When a child enters a library, she finds a cozy place to learn, to engage with friends and to let her imagination run free. Children discover new experiences and new sources of inspiration and enjoyment. Encouraged to explore on their own, children can direct their own learning by pursuing subjects that interest them. Without libraries, these childhood opportunities are lost forever. Pueblo a Pueblo believes that investing in school libraries and literacy programs fosters a lifelong love of learning. Assisted by our Pathways to Literacy project, public primary schools are establishing child-friendly school libraries, providing age-appropriate books and educational resources and developing teacher capacity through literacy training. Today, more than 1,200 children from rural coffee communities around Lake Atitlan, Guatemala, are engaged in daily library- and classroom-based literacy activities.
Guatemala has one of the lowest literacy rates in all of Latin America. Disproportionately affected are rural, often indigenous, coffee farming communities. The region around Lake Atitlan, an important coffee-producing region, is no exception. Children’s reading and comprehension achievement is stunted due to a systemic lack of access to literacy materials and trained educators. At the root of this illiteracy are impoverished communities and an educational system that fails to keep poor children in school or to offer them the basic skills they need to improve their lives.
Pueblo a Pueblo’s program equips Guatemalan children with the skills and resources they need to stay in school, become literate, and thrive academically. We provide educators with training to use a broad range of teaching strategies to keep students engaged and interested while promoting learning opportunities for students to see beyond textbooks and classrooms. We engage older students who provide leadership by becoming “reading buddies,” enabling them to read to and work with younger students. By sponsoring literacy camps during school holidays, we engage children who may not be currently enrolled in school and encourage families to return their children to the classroom. Our ultimate aims are to create a love of reading and writing both inside and outside of school that will prepare children for lifelong success.
Access to quality education, books and libraries are critical to ensuring that children in vulnerable coffee communities around Lake Atitlan have a brighter future.
Readers can help by
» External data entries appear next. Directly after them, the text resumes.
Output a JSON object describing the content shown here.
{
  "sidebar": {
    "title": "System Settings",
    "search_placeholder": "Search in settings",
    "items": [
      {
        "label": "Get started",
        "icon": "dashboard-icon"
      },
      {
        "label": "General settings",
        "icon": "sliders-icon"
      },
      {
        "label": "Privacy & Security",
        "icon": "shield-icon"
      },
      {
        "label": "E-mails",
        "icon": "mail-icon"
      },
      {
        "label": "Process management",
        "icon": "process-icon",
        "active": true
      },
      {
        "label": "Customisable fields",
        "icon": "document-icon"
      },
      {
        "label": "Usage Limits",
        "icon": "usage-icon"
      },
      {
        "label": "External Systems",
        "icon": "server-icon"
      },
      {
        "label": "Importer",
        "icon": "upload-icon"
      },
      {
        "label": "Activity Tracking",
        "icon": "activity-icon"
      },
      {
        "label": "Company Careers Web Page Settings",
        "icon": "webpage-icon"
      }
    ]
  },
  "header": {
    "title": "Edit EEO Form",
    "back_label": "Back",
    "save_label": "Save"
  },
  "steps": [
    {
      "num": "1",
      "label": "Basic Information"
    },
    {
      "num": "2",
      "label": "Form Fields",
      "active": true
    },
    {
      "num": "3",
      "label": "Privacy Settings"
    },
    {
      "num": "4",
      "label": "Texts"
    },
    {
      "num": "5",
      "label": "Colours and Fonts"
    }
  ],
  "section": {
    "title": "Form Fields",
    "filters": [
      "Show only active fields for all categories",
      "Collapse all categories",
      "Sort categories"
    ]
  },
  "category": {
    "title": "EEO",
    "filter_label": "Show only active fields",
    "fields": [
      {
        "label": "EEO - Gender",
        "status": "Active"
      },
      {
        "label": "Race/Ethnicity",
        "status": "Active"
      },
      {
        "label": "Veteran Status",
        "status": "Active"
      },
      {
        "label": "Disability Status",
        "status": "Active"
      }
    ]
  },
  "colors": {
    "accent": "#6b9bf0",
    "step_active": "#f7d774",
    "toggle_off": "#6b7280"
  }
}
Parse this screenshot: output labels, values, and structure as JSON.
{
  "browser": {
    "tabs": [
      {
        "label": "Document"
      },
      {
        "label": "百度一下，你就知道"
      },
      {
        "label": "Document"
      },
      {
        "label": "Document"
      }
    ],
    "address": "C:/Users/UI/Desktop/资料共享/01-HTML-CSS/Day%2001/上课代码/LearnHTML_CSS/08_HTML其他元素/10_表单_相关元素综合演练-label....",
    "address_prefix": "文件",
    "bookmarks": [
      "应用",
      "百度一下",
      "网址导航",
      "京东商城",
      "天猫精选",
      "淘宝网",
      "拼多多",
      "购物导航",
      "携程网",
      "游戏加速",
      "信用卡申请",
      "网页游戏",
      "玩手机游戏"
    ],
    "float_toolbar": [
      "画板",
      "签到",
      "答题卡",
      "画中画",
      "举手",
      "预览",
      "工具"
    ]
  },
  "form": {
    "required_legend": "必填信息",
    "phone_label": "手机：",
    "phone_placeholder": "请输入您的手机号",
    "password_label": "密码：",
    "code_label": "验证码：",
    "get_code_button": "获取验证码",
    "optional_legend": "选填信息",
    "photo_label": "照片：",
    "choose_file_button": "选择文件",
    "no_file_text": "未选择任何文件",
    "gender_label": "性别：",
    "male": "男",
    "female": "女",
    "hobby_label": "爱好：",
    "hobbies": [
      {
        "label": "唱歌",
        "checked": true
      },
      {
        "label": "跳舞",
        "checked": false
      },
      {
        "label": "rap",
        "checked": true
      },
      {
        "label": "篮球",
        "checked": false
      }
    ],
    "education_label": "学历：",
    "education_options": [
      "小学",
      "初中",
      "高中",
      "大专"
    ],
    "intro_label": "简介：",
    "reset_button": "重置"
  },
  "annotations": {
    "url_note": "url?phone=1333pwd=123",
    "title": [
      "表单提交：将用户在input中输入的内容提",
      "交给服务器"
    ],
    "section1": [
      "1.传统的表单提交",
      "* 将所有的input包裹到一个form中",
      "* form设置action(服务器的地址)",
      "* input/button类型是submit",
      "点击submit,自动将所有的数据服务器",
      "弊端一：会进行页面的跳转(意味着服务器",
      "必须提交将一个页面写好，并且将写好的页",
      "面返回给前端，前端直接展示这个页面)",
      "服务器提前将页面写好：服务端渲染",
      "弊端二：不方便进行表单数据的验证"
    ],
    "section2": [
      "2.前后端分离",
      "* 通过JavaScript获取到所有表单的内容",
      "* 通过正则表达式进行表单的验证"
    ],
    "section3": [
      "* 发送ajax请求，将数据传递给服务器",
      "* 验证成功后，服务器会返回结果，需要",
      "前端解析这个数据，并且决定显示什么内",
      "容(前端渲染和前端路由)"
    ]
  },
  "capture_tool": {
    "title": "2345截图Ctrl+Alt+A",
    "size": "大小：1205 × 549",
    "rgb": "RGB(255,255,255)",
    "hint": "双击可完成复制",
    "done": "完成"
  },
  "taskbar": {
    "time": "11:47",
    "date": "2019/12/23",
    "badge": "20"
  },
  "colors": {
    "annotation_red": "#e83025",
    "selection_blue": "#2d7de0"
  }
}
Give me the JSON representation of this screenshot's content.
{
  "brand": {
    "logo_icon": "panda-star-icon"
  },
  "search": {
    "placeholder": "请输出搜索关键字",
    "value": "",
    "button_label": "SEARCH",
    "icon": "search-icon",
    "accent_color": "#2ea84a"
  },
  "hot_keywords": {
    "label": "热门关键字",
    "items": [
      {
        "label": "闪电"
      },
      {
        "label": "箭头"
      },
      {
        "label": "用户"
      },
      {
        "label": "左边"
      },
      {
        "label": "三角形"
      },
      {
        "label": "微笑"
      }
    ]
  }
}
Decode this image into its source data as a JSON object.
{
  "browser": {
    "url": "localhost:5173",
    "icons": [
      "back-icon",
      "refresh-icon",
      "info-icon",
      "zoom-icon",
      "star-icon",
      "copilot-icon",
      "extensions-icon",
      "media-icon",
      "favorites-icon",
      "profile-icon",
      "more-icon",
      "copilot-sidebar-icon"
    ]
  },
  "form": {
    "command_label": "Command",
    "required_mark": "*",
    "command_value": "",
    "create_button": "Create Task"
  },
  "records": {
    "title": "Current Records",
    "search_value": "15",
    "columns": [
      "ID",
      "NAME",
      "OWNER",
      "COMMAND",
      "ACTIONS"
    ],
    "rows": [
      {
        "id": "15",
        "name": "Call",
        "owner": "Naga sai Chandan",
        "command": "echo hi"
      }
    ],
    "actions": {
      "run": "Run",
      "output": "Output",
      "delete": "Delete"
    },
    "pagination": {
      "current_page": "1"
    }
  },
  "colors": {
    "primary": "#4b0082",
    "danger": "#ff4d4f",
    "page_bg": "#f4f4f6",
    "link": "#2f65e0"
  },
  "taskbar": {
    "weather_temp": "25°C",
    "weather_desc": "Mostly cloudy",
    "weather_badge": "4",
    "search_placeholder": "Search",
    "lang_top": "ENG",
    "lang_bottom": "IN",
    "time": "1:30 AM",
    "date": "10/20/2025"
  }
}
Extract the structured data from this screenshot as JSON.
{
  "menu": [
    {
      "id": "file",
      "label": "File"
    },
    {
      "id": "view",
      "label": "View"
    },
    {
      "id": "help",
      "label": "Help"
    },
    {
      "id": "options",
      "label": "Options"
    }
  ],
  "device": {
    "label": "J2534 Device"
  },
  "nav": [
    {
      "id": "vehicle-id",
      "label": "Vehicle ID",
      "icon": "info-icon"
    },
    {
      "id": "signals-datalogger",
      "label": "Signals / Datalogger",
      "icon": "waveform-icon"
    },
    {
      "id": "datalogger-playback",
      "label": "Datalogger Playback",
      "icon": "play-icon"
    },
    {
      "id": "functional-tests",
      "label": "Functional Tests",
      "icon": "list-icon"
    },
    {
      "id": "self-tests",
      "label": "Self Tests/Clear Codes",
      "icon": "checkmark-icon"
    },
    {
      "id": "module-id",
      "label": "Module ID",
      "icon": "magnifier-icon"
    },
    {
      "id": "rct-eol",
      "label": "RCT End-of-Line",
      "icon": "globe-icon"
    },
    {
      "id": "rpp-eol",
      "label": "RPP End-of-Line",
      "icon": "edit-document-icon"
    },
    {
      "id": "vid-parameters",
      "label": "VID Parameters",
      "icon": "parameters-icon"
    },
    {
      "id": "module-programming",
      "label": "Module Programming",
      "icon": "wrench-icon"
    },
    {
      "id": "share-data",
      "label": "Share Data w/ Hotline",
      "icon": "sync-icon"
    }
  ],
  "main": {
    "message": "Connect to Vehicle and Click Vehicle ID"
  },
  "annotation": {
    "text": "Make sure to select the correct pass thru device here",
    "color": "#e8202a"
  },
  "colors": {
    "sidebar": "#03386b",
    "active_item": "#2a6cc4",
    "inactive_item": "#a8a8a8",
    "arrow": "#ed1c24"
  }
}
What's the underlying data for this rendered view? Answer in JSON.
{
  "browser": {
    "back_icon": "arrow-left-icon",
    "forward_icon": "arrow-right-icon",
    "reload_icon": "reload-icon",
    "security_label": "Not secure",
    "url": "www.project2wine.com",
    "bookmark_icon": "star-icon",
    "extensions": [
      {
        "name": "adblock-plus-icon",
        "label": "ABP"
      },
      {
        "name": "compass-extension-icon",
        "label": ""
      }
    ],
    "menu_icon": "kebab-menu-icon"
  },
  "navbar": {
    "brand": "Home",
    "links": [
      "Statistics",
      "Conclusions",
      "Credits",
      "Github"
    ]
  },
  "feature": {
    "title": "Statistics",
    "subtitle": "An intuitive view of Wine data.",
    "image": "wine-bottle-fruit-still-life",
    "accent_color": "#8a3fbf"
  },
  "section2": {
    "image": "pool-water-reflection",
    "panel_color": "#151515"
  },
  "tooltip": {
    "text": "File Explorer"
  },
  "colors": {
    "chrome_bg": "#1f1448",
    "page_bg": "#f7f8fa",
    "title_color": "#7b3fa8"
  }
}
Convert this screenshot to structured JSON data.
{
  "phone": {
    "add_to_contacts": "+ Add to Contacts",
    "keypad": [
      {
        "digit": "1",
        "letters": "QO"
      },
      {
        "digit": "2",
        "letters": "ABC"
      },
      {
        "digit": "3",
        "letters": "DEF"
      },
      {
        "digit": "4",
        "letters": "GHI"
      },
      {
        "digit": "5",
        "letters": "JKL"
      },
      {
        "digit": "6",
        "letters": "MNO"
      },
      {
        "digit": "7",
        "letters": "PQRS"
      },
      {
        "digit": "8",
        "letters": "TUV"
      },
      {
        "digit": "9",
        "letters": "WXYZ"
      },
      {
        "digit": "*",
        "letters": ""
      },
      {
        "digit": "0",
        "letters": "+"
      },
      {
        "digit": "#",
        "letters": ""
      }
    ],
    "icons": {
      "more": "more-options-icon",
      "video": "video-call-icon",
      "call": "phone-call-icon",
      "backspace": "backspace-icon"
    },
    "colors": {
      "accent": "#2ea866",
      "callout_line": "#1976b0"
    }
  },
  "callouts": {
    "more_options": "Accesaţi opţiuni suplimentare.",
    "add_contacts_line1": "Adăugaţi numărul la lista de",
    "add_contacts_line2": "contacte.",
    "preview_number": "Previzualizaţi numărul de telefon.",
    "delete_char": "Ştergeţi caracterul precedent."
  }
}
There are several ways you can help Pueblo a Pueblo promote literacy in Guatemalan coffee communities. You can donate money for books and resources or help fundraise for a library at a new school. Pueblo a Pueblo is also seeking opportunities to equip libraries with advanced technologies, such as e-books, to give students interactive tools to support and enhance early learning and literacy.
For more information visit Pueblo a Pueblo’s website at http://www.puebloapueblo.org/.
Project Contact: Rosemary Trent
Project URL: puebloapueblo.org
Location: Guatemala, Solola, Lake Atitlan
Project Impact: The project will directly impact 1200 primary school children and will impact another 2000 individuals indirectly through community outreach.